This court has read and fully considered the petition for peremptory writ of mandate, etc, filed here on December 8, 1980, as well as all accompanying exhibits, the response to the petition, and all documents filed to date in this matter. [1] The court finds no jurisdictional basis in the San Diego Superior Court for this action to confirm an arbitration award, because a competent court, the Supreme Court of New Mexico, has held the agreement to arbitrate is void (United Nuclear Corp. v. General Atomic Co. (1979) 93 N.M. 105 [597 P.2d 290]; United Nuclear Corp. v. General Atomic Co. (1980) 96 N.M. 155 [629 P.2d 231]), and its decisions are entitled to full faith and credit. (See Thorley v. Superior Court (1978) 78 Cal. App. 3d 900 [144 Cal. Rptr. 557]. As to jurisdiction, see Main v. Merrill Lynch, Pierce, Fenner & Smith, Inc. (1977) 67 Cal. App. 3d 19, 26, 27 [136 Cal. Rptr. 378]; Commercial Factors v. Kurtzman Bros. (1955) 131 Cal. App. 2d 133 [280 P.2d 146].) Although the procedure to challenge jurisdiction provided by Code of Civil Procedure section 418.10 is clearly available here and should have been followed (Frey & Horgan Corp. [113 Cal. App. 3d 361] v. Superior Court (1936) 5 Cal. 2d 401 [55 P.2d 203];Atkins, Kroll & Co. v. Broadway Lbr. Co. (1963) 222 Cal. App. 2d 646 [35 Cal. Rptr. 385, 12 A.L.R.3d 880]; and cf. Hartford v. Superior Court (1956) 47 Cal. 2d 447 [304 P.2d 1]), it would serve no purpose to remand this matter to permit petitioner to invoke the statute, because there is no jurisdiction for the trial court to do anything other than dismiss the proceeding.

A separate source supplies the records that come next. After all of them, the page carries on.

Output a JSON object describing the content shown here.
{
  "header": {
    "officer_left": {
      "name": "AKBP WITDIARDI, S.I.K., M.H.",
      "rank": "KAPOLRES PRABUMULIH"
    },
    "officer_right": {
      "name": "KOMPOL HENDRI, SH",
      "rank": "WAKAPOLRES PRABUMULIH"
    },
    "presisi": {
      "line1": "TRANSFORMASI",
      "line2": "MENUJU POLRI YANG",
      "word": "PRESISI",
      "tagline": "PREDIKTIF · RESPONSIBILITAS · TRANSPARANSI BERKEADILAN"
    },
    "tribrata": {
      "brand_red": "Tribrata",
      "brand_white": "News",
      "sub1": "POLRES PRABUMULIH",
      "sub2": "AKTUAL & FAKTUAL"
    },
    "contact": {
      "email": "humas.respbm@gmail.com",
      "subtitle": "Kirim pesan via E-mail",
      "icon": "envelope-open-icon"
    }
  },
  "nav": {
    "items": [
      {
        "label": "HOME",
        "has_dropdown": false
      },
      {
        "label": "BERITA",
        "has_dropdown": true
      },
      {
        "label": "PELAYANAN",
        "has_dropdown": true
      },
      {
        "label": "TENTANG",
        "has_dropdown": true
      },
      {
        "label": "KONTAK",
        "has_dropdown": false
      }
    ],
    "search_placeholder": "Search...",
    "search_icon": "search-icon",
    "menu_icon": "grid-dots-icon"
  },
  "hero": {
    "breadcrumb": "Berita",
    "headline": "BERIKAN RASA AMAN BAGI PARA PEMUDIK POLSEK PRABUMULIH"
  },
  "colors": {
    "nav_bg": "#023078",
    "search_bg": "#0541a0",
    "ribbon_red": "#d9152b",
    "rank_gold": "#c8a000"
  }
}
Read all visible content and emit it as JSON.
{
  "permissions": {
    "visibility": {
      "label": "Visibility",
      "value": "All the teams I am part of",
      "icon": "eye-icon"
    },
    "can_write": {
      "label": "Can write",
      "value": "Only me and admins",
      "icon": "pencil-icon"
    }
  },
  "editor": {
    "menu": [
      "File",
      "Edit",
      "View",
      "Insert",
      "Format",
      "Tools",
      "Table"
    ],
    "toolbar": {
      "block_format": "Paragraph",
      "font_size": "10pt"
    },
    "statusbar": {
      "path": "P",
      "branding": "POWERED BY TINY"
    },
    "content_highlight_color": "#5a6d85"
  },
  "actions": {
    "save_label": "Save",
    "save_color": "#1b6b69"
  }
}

We note, for completeness, this record does not reveal a sufficient basis to establish personal jurisdiction over petitioner (Sibley v. Superior Court (1976) 16 Cal. 3d 442 [128 Cal. Rptr. 34, 546 P.2d 322]; Archibald v. Cinerama Hotels (1976) 15 Cal. 3d 853, 863-864 [140 Cal. Rptr. 599]; Northern Natural Gas. Co. v. Superior Court (1976) 64 Cal. App. 3d 983, 991 [134 Cal. Rptr. 850]; Floyd J. Harkness Co. v. Habermann (1976) 60 Cal. App. 3d 696, 698 [131 Cal. Rptr. 672]; Regents of University of New Mexico v. Superior Court (1975) 52 Cal. App. 3d 964 [125 Cal. Rptr. 413]; Watson's Quality Turkey Products, Inc. v. Superior Court (1974) 37 Cal. App. 3d 360, 364-365 [112 Cal.Rptr. 345]), and even if it did, the doctrine of forum non conveniens would require, at minimum, a stay of the action here, in order to permit the pending action in the Santa Fe district court in New Mexico, in which the arbitration award is challenged, to proceed to judgment. Also, even if that action were not pending, the courts of New Mexico are obviously the more suitable forums to determine these issues with which they are intimately familiar. The parties have wasted too much time already in adding to the many forums in which they have litigated the state courts of California.

Let a peremptory writ of mandate issue (Code Civ. Proc., ยง 1088 Krasley v. Superior Court (1980) 101 Cal. App. 3d 425, 433 [161 Cal. Rptr. 629]; Goodenough v. Superior Court (1971) 18 Cal. App. 3d 692, 697 [96 Cal.Rptr. 165]) directing the superior court to dismiss this action.

Cologne, J., and Staniforth, J., concurred.